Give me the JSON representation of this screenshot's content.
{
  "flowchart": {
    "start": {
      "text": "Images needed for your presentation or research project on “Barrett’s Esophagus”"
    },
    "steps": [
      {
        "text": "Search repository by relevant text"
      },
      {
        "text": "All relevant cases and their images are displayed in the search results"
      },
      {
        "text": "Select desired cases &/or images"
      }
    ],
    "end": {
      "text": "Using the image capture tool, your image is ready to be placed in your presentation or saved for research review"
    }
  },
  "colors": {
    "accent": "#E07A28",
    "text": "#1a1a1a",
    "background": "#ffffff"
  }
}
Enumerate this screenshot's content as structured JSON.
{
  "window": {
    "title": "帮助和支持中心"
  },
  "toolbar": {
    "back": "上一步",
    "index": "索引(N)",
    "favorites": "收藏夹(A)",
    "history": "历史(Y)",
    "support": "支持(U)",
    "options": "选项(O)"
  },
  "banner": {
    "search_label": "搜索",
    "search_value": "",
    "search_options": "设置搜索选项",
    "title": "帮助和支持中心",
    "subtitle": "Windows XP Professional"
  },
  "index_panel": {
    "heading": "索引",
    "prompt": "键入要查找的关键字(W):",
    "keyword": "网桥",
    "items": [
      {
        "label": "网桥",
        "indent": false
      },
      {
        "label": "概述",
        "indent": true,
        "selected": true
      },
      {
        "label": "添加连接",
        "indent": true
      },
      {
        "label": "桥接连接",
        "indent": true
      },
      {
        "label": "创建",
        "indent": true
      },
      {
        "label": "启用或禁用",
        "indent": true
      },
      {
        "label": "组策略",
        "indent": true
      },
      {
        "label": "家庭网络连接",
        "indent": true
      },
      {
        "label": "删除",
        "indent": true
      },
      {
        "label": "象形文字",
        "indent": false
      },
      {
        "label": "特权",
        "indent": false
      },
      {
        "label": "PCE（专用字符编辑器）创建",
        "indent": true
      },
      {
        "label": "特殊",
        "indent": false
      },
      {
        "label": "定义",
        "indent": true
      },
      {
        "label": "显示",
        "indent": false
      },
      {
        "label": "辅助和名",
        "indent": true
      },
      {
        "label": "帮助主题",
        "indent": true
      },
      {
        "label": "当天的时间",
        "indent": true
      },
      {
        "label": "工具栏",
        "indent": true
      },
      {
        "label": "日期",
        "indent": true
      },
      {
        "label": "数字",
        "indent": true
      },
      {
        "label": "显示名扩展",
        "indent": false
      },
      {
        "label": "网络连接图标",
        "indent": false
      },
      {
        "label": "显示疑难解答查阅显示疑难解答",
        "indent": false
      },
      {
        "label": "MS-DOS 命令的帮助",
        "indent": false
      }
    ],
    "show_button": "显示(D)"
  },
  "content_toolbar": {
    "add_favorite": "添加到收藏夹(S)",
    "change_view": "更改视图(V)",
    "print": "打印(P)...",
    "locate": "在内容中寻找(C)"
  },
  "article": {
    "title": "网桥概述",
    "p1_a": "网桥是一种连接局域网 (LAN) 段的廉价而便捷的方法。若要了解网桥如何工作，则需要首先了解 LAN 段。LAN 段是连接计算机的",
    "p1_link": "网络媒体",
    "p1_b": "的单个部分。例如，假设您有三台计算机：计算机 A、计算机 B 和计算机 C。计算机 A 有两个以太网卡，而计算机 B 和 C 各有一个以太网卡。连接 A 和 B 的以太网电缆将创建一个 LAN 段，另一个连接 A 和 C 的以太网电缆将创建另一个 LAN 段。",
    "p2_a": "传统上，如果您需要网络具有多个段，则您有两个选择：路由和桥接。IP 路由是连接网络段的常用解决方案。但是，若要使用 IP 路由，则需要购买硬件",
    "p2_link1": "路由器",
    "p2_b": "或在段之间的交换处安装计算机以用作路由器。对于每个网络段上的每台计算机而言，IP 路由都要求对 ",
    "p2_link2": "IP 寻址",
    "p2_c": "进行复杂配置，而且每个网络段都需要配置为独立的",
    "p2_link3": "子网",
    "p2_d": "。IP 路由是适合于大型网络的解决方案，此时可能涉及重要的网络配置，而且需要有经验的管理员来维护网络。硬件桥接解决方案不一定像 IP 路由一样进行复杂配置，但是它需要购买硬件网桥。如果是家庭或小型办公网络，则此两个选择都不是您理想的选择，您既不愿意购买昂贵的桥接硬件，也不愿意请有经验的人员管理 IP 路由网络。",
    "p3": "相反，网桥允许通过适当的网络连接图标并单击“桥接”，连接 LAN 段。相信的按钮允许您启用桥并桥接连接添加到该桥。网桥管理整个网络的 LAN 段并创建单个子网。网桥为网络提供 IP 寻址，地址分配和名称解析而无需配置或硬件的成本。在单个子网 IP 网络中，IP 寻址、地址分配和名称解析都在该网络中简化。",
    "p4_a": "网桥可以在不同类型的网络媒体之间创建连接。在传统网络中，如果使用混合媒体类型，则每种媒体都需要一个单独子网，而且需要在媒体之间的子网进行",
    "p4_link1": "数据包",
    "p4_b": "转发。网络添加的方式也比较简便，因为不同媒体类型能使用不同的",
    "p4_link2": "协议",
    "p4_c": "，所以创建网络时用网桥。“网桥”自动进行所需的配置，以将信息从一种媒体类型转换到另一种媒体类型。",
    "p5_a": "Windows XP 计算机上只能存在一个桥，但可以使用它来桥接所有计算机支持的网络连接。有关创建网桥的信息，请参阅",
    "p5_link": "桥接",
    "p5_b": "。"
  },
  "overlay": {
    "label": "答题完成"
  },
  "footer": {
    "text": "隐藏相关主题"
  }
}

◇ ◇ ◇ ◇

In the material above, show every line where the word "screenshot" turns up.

→ **FINISHED EXERCISE**
Give me the JSON representation of this screenshot's content.
Enumerate this screenshot's content as structured JSON.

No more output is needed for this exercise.